> **Assignment**
Report every line of the records that includes the word "Custom".

> **Supplied material**

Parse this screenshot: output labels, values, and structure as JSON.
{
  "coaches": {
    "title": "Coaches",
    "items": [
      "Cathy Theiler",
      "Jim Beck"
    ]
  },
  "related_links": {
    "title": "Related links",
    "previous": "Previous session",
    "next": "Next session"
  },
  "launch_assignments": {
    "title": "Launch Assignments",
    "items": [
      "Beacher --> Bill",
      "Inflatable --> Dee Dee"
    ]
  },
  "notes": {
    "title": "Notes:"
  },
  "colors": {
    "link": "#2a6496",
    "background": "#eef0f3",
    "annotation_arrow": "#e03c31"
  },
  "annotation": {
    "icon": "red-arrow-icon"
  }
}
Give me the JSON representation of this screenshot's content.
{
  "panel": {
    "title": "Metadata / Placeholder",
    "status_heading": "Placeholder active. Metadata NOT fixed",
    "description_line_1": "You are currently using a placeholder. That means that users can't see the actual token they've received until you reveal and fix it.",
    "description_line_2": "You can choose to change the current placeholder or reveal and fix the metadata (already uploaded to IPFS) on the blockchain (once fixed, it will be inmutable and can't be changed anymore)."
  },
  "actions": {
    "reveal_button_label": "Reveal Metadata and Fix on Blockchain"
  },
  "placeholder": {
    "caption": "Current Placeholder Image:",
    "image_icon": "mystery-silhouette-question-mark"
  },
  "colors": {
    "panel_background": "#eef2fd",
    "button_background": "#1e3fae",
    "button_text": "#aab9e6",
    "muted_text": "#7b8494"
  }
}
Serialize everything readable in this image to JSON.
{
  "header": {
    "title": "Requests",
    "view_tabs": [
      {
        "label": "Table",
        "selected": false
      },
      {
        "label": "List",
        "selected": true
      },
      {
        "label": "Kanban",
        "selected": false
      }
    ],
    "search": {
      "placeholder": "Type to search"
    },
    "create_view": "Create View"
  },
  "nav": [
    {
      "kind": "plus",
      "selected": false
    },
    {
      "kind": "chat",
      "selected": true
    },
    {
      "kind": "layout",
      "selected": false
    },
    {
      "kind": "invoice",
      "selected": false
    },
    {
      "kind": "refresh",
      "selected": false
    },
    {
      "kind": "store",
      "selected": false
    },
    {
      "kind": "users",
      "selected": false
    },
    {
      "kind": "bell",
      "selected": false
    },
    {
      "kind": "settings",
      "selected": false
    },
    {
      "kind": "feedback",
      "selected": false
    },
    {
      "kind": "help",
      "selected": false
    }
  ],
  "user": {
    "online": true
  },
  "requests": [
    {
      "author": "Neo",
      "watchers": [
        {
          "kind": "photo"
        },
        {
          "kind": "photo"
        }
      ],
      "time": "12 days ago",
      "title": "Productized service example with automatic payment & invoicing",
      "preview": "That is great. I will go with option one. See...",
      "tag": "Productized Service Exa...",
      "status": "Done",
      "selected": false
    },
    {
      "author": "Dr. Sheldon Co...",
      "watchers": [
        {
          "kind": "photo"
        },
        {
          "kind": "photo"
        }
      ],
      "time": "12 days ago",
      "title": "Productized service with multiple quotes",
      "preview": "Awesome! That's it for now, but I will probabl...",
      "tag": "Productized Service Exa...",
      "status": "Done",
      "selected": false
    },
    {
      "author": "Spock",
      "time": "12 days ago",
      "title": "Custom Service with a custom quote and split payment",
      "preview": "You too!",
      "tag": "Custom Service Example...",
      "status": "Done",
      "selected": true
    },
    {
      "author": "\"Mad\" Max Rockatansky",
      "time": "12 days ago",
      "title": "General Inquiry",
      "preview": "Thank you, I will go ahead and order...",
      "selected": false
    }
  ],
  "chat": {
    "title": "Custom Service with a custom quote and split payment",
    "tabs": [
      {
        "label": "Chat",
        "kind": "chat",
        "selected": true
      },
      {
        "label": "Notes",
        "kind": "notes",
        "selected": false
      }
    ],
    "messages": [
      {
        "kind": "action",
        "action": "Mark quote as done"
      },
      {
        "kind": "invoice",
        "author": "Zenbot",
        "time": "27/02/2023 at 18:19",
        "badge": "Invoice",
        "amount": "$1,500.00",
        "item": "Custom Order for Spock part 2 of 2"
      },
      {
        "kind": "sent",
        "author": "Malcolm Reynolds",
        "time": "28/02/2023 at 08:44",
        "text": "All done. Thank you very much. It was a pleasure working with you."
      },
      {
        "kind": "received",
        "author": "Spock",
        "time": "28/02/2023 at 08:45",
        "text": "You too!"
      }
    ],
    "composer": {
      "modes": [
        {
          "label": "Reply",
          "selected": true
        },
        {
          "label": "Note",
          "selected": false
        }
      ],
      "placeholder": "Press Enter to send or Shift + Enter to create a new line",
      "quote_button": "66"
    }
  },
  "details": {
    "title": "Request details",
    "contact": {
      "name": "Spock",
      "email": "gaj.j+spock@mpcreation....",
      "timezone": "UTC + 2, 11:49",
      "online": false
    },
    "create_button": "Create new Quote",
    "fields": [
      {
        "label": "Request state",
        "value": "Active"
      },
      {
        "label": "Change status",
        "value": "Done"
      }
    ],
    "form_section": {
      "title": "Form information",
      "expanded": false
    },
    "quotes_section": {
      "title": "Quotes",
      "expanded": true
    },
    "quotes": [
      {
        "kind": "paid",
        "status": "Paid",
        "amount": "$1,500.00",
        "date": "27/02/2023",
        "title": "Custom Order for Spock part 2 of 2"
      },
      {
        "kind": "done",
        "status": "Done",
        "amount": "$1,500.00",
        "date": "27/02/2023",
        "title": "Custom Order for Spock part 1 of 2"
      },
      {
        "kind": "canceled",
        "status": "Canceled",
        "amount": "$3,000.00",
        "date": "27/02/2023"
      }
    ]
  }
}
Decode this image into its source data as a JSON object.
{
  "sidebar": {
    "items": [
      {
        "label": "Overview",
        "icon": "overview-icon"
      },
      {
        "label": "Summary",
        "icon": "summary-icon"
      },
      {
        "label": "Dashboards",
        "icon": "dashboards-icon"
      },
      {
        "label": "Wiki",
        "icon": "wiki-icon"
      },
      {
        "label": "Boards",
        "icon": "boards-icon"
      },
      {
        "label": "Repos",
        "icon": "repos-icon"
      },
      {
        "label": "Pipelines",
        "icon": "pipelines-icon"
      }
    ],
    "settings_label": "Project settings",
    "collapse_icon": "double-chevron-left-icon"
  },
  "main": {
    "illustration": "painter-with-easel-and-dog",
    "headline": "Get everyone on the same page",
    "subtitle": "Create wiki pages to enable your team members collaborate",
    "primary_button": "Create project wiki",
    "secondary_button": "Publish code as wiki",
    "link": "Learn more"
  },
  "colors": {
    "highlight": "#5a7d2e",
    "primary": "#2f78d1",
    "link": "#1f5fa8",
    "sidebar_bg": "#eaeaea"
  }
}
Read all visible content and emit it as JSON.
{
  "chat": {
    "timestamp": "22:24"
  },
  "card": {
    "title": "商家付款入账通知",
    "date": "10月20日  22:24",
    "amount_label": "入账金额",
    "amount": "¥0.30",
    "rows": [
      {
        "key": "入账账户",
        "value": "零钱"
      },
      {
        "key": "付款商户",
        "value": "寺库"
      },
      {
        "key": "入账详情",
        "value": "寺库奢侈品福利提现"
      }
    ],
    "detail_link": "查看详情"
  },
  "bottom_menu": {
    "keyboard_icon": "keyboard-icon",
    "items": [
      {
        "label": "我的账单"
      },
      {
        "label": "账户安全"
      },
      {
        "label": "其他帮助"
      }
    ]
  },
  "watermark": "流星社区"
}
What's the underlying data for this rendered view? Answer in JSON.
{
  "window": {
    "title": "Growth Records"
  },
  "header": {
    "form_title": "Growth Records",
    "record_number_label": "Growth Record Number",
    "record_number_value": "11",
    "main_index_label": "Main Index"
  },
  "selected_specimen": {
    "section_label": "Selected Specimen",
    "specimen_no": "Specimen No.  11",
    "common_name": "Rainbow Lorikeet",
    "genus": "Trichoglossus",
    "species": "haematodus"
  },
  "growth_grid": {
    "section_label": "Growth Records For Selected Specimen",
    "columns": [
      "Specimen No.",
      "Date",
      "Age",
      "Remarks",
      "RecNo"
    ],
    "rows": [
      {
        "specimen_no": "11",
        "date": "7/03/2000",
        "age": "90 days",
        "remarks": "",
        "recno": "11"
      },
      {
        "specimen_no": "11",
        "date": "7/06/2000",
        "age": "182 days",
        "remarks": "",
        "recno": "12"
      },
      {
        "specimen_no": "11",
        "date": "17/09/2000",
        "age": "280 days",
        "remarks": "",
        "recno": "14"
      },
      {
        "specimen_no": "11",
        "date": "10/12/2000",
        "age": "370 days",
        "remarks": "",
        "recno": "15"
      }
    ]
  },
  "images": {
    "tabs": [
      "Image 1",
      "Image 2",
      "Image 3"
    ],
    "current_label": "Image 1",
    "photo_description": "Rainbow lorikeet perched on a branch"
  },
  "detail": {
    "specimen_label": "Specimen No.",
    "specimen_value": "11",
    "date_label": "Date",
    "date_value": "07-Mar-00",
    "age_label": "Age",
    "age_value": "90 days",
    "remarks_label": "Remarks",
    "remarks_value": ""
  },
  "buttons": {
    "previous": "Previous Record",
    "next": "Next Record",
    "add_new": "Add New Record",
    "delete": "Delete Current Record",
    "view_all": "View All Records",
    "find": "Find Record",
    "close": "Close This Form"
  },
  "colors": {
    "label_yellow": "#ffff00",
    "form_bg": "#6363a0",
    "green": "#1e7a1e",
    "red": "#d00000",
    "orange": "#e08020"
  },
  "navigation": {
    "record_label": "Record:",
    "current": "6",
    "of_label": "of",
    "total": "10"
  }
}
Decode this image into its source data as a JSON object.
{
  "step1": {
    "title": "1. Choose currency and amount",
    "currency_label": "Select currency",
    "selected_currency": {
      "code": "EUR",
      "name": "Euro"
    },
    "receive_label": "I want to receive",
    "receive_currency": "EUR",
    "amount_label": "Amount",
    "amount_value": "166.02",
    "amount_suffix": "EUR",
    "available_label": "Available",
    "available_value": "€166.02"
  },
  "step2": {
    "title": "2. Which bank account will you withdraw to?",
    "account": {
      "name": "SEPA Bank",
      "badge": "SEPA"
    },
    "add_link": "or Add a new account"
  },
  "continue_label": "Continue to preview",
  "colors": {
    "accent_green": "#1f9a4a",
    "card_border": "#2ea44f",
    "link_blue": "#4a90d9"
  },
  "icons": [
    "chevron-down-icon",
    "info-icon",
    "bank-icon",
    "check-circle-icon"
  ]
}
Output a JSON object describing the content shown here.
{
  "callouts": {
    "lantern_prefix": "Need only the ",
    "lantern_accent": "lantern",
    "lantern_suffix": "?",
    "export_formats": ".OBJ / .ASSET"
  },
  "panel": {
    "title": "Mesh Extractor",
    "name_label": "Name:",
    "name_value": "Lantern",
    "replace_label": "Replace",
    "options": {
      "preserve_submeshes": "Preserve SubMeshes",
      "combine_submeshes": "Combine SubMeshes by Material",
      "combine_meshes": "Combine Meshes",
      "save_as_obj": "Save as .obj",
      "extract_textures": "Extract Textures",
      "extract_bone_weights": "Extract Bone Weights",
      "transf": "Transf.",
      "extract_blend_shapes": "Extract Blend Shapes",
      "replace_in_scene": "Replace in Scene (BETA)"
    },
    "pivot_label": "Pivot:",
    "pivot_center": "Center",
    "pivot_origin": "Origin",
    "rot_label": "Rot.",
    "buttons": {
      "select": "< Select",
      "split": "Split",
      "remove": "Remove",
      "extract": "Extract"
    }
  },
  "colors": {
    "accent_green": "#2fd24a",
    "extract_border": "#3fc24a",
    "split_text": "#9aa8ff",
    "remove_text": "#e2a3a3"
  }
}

> **Exercise solution**
      "title": "Custom Service with a custom quote and split payment",
      "tag": "Custom Service Example...",
    "title": "Custom Service with a custom quote and split payment",
        "item": "Custom Order for Spock part 2 of 2"
        "title": "Custom Order for Spock part 2 of 2"
        "title": "Custom Order for Spock part 1 of 2"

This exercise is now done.